Supreme Court Justice Antonin Scalia took umbrage at the idea that he would somehow be seen as “anti-gay” during a joint appearance with Ruth Bader Ginsberg last night at George Washington University.
Via Washington Blade:
“The issue of gay rights, on abortion, on many of the issues in which Ruth’s opinions and mine differ does not pertain to the substance,” he said. “It doesn’t pertain to whether gay people ought to have those rights or whether there ought to be a constitutional right or a right to an abortion,” he said.
“That isn’t the issue. The issue is who decides,” Scalia told the gathering. “That’s all. I don’t have any public views on any of those things. The point is who decides? Should these decisions be made by the Supreme Court without any text in the Constitution or any history in the Constitution to support imposing on the whole country or is it a matter left to the people?” he asked.

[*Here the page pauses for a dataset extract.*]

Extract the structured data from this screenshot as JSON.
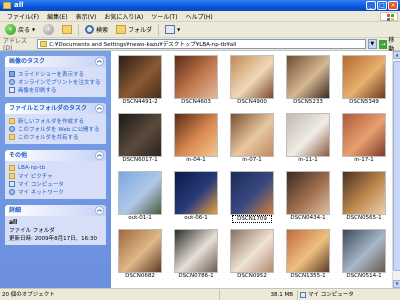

“But don’t paint me as anti-gay or anti-abortion or anything else,” he added. “All I’m doing on the Supreme Court is opining about who should decide.”
Justice Ruth Bader Ginsburg added, “It isn’t the Supreme Court that is deciding for the whole society like an imperial ruler. There hasn’t been any major change in which there wasn’t a groundswell among the people before the Supreme Court put its stamp of approval on the inclusion in the equality concept of people who were once left out,” she said.
While Scalia may not like the label “anti-gay,” in 2013, he referred to gays as an “invented minority” in regard to recent rulings on same-sex marriage.
U.S. Supreme Court Justice Ruth Bader Ginsburg spoke with Bloomberg’s Greg Stohr and Matthew Winkler this week on the sweeping changes in attitudes towards gays in the US.
“The change in people’s attitudes on that issue has been enormous,” Ginsburg said. “In recent years, people have said, ‘This is the way I am.’ And others looked around, and we discovered it’s our next-door neighbor — we’re very fond of them. Or it’s our child’s best friend, or even our child. I think that as more and more people came out and said that ‘this is who I am,’ the rest of us recognized that they are one of us.”